A more non-scientific description from The MSUD Family Support Group:
Maple Syrup Urine Disease (MSUD) is an inherited metabolic disorder. If untreated, MSUD causes mental retardation, physical disabilities and death. First described as a disease in 1954, it is a rare disorder, believed to be in all ethnic groups worldwide. The national incidence is 1 in 225,000 births.
MSUD derives its name from the sweet, burnt sugar, or maple syrup smell of the urine. The disorder affects the way the body metabolizes (processes) certain components of protein, the three branched-chain amino acids—leucine, isoleucine, and valine. These amino acids accumulate in the blood and become toxic to the brain.
The same website also has a list of recipe categories for low-protein foods.

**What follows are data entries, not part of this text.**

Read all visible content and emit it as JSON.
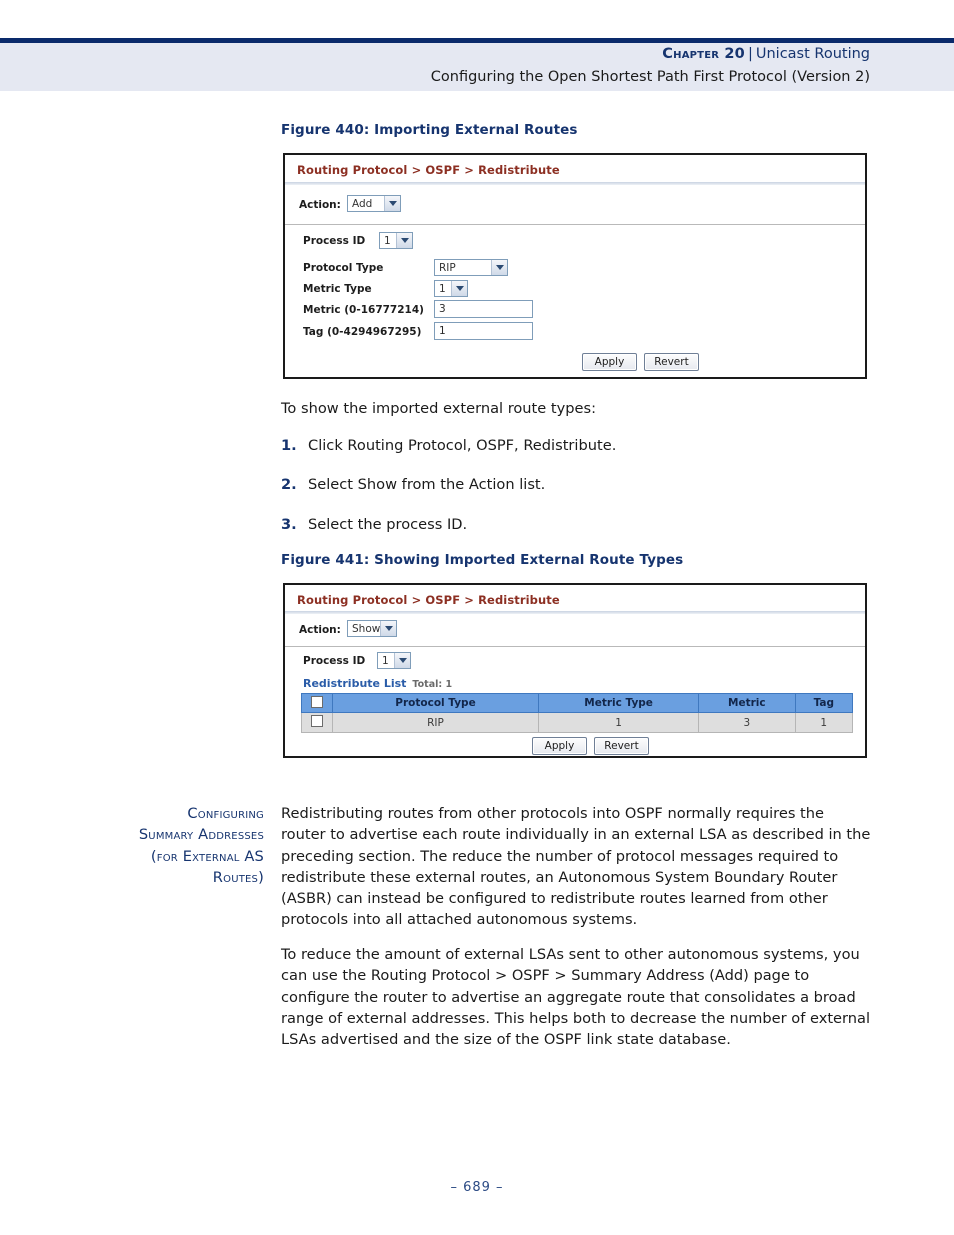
{
  "header": {
    "chapter": "Chapter 20",
    "separator": "|",
    "chapter_subject": "Unicast Routing",
    "subtitle": "Configuring the Open Shortest Path First Protocol (Version 2)",
    "rule_color": "#0a2a6b",
    "band_color": "#e5e8f2"
  },
  "figure440": {
    "caption": "Figure 440:  Importing External Routes",
    "panel_title": "Routing Protocol > OSPF > Redistribute",
    "action_label": "Action:",
    "action_value": "Add",
    "fields": [
      {
        "label": "Process ID",
        "value": "1",
        "kind": "select"
      },
      {
        "label": "Protocol Type",
        "value": "RIP",
        "kind": "select"
      },
      {
        "label": "Metric Type",
        "value": "1",
        "kind": "select"
      },
      {
        "label": "Metric (0-16777214)",
        "value": "3",
        "kind": "text"
      },
      {
        "label": "Tag (0-4294967295)",
        "value": "1",
        "kind": "text"
      }
    ],
    "apply_label": "Apply",
    "revert_label": "Revert"
  },
  "intro": {
    "lead": "To show the imported external route types:",
    "steps": [
      {
        "num": "1.",
        "text": "Click Routing Protocol, OSPF, Redistribute."
      },
      {
        "num": "2.",
        "text": "Select Show from the Action list."
      },
      {
        "num": "3.",
        "text": "Select the process ID."
      }
    ]
  },
  "figure441": {
    "caption": "Figure 441:  Showing Imported External Route Types",
    "panel_title": "Routing Protocol > OSPF > Redistribute",
    "action_label": "Action:",
    "action_value": "Show",
    "process_label": "Process ID",
    "process_value": "1",
    "list_title": "Redistribute List",
    "list_total": "Total: 1",
    "table": {
      "columns": [
        "",
        "Protocol Type",
        "Metric Type",
        "Metric",
        "Tag"
      ],
      "rows": [
        {
          "checked": false,
          "protocol_type": "RIP",
          "metric_type": "1",
          "metric": "3",
          "tag": "1"
        }
      ]
    },
    "apply_label": "Apply",
    "revert_label": "Revert"
  },
  "section": {
    "heading_lines": [
      "Configuring",
      "Summary Addresses",
      "(for External AS",
      "Routes)"
    ],
    "paragraphs": [
      "Redistributing routes from other protocols into OSPF normally requires the router to advertise each route individually in an external LSA as described in the preceding section. The reduce the number of protocol messages required to redistribute these external routes, an Autonomous System Boundary Router (ASBR) can instead be configured to redistribute routes learned from other protocols into all attached autonomous systems.",
      "To reduce the amount of external LSAs sent to other autonomous systems, you can use the Routing Protocol > OSPF > Summary Address (Add) page to configure the router to advertise an aggregate route that consolidates a broad range of external addresses. This helps both to decrease the number of external LSAs advertised and the size of the OSPF link state database."
    ]
  },
  "footer": {
    "page_number": "–  689  –"
  }
}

Here is a very short video with the basics about MSUD:
The "cheat sheet" about MSUD from the National Library of Medicine is here.
MSUD is just one of 7,000 rare diseases, most without cures and very few treatments. Please see the rare disease facts at GlobalGenes.org and feel free to share this post with anyone and everyone.
Rare Disease Day is February 28, 2013.